Source: Author: Dr. Tony Phillips Credit: Science@NASA


Hubble spots azure blue planet 11July:


Artist’s impression of the deep blue
Artist’s impression of the deep blue





Astronomers using the NASA/ESA Hubble Space Telescope have, for the first time, determined the true colour of a planet orbiting another star. If seen up close this planet, known as HD 189733b, would be a deep azure blue, reminiscent of Earth’s colour as seen from space. However, that’s where the similarities end. This ‘deep blue dot’ is a huge gas giant orbiting very close to its host star. The planet’s atmosphere is scorching with a temperature of over 1000 degrees Celsius, and it rains glass, sideways, in howling 7000 kilometre-per-hour winds.


NASA spacecraft maps the solar system’s tail  10 July:


Other stars show tails that trail behind them like a comet’s tail. Scientists used NASA’s Interstellar Boundary Explorer to confirm that our solar system has one too. From top left and going counter clockwise, the stars shown are: LLOrionis; BZ Cam; and Mira. Image Credit: NASA/HST/R.Casalegno/GALEX

Like a comet, the solar system has a tail. NASA’s Interstellar Boundary Explorer (IBEX) has for the first time mapped out the structure of this tail, which is shaped like a four-leaf clover.   Scientists describe the tail, called the heliotail, based on the first three years of IBEX imagery in a paper published in the July 10 edition of the Astrophysical Journal.

 While telescopes have spotted such tails around other stars, it has been difficult to see whether our star produced one. The particles found in the tail — and throughout the entire heliosphere, the region of space influenced by our Sun — do not shine, so they cannot be seen with conventional instruments.

 “By examining the neutral atoms, IBEX has made the first observations of the heliotail,” said David McComas, IBEX principal investigator at Southwest Research Institute in San Antonio, Texas, and the paper’s lead author.  “Many models have suggested the heliotail might look like this or like that, but we have had no observations.  We always drew pictures where the tail of the solar system just trailed off the page, since we couldn’t even speculate about what it really looked like.”

 IBEX measures the neutral particles created by collisions at the solar system’s boundaries. This technique, called energetic neutral atom imaging, relies on the fact that the paths of neutral particles are not affected by the solar magnetic field. Instead, the particles travel in a straight line from collision to IBEX. Consequently, observing where the neutral particles came from describes what is going on in these distant regions.

 “Since first light in 2008, the IBEX mission team has amazed us with its discoveries at the interstellar boundary, including a previously unknown ribbon of energetic neutral particles stretching across it,” said Arik Posner, NASA’s IBEX program scientist in Washington. “The new IBEX image of the heliotail fills in a previously blank area on the map. We are first-hand witnesses of rapid progress in heliophysics science.”
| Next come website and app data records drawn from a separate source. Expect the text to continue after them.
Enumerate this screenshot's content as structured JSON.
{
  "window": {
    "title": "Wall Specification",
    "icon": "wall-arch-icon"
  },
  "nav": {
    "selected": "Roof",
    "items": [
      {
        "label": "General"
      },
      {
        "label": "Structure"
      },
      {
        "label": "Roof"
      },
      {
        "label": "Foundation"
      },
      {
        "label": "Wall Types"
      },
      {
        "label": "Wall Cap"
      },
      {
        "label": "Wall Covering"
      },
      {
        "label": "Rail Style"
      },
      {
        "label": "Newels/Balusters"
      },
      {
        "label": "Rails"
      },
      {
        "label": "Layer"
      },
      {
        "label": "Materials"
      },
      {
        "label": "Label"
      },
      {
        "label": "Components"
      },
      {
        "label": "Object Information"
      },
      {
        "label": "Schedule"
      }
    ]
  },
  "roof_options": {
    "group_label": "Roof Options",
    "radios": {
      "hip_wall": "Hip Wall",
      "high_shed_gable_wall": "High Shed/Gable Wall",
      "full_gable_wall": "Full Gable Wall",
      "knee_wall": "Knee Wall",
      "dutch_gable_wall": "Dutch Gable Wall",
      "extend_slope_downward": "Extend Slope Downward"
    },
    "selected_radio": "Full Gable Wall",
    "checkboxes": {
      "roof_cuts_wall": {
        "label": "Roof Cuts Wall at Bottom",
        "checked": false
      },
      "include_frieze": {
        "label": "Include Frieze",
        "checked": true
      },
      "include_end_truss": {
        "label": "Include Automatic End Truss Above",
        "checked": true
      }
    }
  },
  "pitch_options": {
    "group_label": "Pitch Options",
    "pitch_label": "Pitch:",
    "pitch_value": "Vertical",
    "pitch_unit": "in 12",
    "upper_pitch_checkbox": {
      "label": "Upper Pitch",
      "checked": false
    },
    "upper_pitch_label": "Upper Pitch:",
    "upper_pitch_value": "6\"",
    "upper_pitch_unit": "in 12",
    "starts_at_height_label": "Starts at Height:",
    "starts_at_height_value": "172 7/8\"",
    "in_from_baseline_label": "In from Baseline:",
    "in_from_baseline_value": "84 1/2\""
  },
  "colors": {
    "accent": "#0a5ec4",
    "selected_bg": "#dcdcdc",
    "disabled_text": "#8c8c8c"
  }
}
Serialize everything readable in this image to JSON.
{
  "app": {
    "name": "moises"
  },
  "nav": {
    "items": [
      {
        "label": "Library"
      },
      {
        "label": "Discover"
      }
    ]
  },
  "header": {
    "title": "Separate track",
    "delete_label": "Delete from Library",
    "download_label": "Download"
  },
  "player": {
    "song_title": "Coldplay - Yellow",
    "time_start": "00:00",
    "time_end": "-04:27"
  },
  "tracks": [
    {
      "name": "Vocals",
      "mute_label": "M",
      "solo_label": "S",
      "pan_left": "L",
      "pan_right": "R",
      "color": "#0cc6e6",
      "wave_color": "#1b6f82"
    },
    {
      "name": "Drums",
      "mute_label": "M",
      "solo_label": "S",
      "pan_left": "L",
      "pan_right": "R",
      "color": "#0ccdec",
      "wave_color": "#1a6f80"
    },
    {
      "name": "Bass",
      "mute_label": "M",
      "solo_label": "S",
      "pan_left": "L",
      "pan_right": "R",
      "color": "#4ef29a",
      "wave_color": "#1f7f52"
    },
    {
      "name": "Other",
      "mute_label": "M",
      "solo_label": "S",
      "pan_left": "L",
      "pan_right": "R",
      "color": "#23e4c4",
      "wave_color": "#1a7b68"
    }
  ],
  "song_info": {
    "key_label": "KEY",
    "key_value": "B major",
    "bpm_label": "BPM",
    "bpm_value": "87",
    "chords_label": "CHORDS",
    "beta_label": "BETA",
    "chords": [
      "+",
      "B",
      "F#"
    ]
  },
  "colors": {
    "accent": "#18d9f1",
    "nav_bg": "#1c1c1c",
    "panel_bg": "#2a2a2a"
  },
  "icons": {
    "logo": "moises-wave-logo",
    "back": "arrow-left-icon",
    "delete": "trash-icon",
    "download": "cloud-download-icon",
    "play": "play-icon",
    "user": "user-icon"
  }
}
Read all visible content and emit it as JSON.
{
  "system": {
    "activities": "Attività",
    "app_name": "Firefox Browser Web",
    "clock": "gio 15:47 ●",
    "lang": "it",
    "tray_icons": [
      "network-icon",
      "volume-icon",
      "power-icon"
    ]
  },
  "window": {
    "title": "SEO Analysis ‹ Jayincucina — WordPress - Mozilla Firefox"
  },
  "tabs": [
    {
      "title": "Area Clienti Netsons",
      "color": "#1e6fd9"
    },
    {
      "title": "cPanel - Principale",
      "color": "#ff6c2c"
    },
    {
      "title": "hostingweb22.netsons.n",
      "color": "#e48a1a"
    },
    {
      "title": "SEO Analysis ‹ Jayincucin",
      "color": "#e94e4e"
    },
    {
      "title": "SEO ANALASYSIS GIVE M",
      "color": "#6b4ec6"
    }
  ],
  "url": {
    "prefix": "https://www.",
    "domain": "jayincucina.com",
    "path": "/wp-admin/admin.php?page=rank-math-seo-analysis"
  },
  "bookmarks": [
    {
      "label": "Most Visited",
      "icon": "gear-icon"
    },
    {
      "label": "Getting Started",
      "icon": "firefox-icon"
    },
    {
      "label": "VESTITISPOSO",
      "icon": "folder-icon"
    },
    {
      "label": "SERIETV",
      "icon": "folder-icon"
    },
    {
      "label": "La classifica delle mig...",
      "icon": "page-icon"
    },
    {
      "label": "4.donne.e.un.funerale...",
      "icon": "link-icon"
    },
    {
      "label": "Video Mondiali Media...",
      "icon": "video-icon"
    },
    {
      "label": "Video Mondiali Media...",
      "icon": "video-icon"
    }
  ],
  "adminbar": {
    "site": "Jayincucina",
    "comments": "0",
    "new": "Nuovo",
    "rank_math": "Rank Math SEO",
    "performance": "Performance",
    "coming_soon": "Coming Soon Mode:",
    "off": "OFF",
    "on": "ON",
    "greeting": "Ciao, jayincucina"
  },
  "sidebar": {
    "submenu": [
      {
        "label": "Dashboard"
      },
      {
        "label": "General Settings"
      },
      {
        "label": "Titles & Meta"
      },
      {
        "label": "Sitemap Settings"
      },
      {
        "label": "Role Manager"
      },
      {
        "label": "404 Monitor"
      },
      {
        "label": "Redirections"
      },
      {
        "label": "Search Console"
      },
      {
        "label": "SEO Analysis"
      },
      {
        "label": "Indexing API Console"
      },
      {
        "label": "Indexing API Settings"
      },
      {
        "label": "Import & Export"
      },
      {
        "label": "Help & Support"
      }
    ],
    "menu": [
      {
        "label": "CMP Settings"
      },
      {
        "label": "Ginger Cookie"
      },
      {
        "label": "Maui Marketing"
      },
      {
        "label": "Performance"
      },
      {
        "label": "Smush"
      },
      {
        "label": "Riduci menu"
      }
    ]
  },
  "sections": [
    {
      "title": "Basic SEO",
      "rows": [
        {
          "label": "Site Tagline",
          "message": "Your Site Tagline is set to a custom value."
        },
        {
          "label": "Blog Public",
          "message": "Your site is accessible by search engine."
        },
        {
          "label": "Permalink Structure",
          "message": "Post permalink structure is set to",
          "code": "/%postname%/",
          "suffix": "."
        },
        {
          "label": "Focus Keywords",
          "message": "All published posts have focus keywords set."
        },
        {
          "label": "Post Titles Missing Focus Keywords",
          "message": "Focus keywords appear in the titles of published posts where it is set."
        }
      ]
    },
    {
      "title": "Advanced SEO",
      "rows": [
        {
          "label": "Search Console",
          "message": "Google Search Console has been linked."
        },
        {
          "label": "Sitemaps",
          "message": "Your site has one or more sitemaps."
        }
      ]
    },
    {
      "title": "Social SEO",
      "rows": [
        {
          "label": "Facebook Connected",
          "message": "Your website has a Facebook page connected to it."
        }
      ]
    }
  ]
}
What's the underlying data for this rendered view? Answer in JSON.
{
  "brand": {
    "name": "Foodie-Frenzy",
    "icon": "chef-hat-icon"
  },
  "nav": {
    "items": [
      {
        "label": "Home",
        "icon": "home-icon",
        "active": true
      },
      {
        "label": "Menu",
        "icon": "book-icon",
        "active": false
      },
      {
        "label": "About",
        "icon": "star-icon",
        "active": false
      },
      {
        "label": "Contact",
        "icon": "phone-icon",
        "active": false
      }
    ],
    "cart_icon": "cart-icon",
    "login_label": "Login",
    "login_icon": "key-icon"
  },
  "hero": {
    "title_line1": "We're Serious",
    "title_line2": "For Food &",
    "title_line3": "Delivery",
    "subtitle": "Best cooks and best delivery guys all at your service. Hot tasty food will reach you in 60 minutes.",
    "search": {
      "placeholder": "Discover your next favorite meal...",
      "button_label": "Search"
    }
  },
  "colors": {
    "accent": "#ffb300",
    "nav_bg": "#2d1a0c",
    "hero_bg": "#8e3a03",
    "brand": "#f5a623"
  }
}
 By combining observations from the first three years of IBEX imagery, the team showed a tail with a combination of fast and slow moving particles. There are two lobes of slower particles on the sides and faster particles above and below. This four-leaf clover shape can be attributed to the fact that the Sun has been sending out fast solar wind near its poles and slower wind near its equator for the last few years. This is a common pattern in the most recent phase of the sun’s 11-year activity cycle.

 The clover shape does not align perfectly with the solar system, however. The entire shape is rotated slightly, indicating that as it moves further away from the Sun and its magnetic influence, the charged particles begin to be nudged into a new orientation, aligning with the magnetic fields from the local galaxy.

 Scientists do not know how long the tail is, but think that it eventually fades away and becomes indistinguishable from the rest of interstellar space. They are testing their current computer simulations of the solar system against the new observations to improve our understanding of the comet-like tail streaming out behind us.

 For more information about the IBEX mission, visit:


Source: Author: Dr. Tony Phillips | Credit: Science@NASA